## Try it
Look through the entries below for the string "JSON", and copy each line where it is found.
- - - - - - -
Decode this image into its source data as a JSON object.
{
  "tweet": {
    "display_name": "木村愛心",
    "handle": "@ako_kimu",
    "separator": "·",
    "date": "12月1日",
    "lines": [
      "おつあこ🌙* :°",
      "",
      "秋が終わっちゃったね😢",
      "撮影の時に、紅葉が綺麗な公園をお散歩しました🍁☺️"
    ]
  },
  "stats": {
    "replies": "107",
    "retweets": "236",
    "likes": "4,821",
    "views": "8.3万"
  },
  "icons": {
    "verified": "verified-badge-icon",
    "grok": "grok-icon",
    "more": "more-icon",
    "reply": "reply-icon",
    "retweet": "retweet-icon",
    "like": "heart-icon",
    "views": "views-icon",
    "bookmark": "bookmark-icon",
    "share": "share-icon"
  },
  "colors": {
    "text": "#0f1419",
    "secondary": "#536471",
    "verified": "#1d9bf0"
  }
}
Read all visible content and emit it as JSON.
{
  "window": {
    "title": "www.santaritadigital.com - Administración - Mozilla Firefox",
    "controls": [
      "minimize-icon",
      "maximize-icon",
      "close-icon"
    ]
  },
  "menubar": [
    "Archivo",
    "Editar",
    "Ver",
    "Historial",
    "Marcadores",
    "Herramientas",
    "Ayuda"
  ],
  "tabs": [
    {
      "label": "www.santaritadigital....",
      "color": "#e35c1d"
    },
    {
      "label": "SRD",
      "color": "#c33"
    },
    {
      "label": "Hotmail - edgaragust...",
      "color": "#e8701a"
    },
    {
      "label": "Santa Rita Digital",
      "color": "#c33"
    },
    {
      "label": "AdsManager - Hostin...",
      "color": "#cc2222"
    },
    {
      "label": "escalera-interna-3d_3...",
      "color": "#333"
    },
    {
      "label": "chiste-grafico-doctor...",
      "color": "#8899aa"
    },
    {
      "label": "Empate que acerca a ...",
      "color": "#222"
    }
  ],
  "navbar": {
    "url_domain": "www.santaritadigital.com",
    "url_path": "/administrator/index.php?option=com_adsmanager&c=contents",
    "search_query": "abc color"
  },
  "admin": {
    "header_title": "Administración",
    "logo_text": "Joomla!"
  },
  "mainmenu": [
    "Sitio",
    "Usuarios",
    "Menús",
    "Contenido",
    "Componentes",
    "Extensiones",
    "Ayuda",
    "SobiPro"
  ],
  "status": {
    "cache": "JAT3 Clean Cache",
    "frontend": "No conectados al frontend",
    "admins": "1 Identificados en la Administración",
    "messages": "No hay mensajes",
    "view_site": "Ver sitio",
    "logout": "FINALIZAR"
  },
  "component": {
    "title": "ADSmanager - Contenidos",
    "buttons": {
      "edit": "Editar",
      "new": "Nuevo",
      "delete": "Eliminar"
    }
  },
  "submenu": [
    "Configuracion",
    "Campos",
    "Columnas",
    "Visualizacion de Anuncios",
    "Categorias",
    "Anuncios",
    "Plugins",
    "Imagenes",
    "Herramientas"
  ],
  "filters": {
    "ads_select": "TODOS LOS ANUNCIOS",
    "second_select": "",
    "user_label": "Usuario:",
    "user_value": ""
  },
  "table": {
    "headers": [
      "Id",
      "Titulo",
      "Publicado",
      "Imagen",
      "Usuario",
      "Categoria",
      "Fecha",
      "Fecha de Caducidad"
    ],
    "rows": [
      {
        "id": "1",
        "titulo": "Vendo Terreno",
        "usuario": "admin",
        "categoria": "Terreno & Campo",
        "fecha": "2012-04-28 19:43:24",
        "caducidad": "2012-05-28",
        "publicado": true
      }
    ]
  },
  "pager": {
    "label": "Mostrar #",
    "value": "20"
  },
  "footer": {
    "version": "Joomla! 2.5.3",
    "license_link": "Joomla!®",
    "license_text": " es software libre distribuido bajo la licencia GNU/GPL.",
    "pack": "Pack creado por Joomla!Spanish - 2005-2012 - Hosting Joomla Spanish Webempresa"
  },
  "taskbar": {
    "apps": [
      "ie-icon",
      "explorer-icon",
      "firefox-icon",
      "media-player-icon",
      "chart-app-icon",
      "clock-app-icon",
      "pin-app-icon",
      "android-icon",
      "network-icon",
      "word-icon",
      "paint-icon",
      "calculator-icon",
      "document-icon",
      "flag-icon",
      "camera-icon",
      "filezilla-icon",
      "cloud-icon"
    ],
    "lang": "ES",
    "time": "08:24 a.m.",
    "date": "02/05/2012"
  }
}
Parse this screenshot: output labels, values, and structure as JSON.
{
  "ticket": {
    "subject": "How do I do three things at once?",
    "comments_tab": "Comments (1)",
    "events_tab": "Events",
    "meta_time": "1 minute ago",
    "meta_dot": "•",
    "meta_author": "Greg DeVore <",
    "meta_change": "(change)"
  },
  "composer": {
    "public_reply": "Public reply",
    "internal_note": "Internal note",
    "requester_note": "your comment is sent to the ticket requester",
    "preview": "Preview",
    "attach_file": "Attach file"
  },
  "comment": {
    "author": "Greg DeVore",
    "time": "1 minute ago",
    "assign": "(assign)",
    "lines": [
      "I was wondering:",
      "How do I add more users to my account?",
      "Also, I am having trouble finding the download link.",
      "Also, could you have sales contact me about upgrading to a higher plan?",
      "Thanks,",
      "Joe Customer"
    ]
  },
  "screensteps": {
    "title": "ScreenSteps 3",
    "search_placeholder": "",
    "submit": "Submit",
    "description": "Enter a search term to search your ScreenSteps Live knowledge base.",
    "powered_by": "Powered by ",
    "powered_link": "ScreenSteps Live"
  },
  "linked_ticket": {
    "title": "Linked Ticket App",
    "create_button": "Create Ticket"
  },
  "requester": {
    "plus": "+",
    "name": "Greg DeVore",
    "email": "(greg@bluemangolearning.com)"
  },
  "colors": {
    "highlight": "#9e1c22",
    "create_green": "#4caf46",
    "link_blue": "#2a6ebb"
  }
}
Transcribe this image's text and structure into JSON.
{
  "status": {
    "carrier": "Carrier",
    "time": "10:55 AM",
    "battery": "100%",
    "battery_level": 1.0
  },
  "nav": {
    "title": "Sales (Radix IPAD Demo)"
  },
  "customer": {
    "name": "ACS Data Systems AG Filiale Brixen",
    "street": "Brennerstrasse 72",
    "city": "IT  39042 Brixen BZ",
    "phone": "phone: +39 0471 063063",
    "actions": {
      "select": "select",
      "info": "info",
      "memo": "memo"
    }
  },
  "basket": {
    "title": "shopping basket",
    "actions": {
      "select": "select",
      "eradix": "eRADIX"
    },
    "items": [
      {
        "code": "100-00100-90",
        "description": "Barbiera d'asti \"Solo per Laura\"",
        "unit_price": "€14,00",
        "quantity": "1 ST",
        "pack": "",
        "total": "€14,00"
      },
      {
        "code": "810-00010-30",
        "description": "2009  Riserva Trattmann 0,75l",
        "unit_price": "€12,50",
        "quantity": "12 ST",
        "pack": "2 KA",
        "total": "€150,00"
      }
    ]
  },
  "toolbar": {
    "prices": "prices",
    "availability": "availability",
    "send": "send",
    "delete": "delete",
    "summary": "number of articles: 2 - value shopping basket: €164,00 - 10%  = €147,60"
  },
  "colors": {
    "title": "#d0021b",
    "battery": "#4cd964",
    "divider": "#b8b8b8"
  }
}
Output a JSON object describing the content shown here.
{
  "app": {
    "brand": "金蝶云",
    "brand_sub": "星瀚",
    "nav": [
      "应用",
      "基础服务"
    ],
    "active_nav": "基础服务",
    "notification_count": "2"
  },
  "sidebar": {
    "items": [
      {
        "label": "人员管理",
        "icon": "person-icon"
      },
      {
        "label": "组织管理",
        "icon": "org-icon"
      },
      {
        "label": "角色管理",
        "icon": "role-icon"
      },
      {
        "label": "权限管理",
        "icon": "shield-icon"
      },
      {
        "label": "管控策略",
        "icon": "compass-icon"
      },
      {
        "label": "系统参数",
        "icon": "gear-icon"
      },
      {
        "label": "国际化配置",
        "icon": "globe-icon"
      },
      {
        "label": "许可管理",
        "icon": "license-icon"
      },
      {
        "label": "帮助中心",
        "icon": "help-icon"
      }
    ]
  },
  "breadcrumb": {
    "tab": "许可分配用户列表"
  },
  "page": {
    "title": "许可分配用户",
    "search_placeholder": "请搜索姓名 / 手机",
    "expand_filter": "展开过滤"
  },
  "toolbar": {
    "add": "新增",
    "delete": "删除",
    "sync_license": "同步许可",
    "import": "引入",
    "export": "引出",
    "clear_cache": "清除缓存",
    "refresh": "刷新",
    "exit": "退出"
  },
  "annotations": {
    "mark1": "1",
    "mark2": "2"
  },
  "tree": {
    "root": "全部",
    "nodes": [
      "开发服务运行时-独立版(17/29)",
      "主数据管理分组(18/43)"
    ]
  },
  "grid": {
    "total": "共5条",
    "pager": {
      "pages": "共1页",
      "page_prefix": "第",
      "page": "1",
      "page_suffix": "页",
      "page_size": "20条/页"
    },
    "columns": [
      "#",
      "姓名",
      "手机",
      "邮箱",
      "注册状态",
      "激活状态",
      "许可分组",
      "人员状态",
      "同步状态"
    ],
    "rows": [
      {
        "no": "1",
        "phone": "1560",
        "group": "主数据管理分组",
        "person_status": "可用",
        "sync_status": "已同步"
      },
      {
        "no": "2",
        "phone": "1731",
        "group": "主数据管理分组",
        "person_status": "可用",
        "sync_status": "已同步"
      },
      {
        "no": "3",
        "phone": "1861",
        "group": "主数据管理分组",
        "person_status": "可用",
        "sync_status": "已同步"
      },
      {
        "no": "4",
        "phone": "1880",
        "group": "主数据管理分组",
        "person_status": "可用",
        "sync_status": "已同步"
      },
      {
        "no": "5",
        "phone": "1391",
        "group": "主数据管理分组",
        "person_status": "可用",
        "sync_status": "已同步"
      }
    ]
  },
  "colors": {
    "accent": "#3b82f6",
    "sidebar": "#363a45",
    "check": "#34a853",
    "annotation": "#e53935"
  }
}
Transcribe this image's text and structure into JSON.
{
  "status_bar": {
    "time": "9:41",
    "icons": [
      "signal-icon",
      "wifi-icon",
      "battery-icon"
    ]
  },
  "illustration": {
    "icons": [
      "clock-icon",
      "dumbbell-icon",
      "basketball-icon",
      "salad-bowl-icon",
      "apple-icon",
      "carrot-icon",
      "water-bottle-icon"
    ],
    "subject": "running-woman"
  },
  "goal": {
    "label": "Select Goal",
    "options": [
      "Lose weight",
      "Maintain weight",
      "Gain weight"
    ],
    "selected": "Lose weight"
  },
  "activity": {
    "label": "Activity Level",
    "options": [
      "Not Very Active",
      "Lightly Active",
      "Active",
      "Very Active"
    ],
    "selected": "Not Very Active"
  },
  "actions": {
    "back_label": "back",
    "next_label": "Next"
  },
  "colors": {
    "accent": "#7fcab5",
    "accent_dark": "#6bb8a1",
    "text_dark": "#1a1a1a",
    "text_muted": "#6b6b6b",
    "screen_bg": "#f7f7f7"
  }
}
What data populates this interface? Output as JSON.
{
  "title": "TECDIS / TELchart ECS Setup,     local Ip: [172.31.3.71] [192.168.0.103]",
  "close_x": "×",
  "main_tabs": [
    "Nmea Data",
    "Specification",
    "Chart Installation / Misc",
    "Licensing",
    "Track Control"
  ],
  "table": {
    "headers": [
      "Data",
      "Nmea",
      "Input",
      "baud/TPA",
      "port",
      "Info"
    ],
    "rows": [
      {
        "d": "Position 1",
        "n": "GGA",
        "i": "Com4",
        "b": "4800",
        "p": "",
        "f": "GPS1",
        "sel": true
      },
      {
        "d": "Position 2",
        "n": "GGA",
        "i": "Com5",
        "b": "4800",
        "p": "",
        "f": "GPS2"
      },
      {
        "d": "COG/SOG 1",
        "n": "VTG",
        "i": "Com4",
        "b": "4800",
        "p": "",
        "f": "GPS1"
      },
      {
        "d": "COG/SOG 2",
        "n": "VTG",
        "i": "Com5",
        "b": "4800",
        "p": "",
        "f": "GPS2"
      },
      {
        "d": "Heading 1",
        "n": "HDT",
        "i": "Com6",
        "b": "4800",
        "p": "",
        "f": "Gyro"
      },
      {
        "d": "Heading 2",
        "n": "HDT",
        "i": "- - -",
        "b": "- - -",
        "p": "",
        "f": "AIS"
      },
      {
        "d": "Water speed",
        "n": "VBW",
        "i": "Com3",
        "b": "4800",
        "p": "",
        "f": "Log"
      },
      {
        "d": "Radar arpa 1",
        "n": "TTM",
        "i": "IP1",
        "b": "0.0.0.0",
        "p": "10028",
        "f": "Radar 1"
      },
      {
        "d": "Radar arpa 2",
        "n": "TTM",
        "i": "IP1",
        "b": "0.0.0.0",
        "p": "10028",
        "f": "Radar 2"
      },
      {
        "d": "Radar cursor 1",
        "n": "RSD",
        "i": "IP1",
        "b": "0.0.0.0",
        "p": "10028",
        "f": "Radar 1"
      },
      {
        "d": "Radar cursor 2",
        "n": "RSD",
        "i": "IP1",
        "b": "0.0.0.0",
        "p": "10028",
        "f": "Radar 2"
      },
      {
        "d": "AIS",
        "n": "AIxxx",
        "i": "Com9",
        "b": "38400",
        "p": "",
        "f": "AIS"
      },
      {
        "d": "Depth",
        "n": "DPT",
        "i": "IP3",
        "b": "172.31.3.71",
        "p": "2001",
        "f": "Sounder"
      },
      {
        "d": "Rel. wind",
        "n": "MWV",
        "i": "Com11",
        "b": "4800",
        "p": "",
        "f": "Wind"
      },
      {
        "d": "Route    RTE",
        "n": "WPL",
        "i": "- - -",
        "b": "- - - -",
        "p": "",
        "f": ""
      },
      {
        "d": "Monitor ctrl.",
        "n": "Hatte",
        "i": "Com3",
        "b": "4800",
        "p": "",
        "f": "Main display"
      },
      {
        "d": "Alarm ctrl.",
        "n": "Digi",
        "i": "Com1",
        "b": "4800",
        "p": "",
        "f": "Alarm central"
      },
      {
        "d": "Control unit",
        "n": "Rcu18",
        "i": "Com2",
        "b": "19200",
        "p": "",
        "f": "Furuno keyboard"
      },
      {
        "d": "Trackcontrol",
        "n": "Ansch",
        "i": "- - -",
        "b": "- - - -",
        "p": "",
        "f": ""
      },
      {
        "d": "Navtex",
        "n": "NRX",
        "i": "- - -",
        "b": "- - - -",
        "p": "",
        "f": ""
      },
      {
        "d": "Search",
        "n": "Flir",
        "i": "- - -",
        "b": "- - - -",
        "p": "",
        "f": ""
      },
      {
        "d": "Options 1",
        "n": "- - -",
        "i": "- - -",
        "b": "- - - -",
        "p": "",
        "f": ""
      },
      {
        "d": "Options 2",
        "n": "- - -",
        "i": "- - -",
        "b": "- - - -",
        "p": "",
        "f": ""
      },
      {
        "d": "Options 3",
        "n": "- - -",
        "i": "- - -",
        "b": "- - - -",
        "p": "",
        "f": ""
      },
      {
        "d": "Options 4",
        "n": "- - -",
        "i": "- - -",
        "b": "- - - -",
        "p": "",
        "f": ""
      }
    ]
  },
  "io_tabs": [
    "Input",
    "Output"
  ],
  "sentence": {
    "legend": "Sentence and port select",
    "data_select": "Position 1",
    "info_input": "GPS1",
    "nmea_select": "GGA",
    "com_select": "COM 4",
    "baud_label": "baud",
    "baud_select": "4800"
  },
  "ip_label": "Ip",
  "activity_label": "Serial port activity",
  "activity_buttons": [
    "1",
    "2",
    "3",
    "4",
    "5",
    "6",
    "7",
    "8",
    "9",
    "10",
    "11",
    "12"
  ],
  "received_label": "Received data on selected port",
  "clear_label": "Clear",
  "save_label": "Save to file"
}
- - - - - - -
## Answer box
Decode this image into its source data as a JSON object.
Read all visible content and emit it as JSON.
Parse this screenshot: output labels, values, and structure as JSON.
Transcribe this image's text and structure into JSON.
Output a JSON object describing the content shown here.
Transcribe this image's text and structure into JSON.
What data populates this interface? Output as JSON.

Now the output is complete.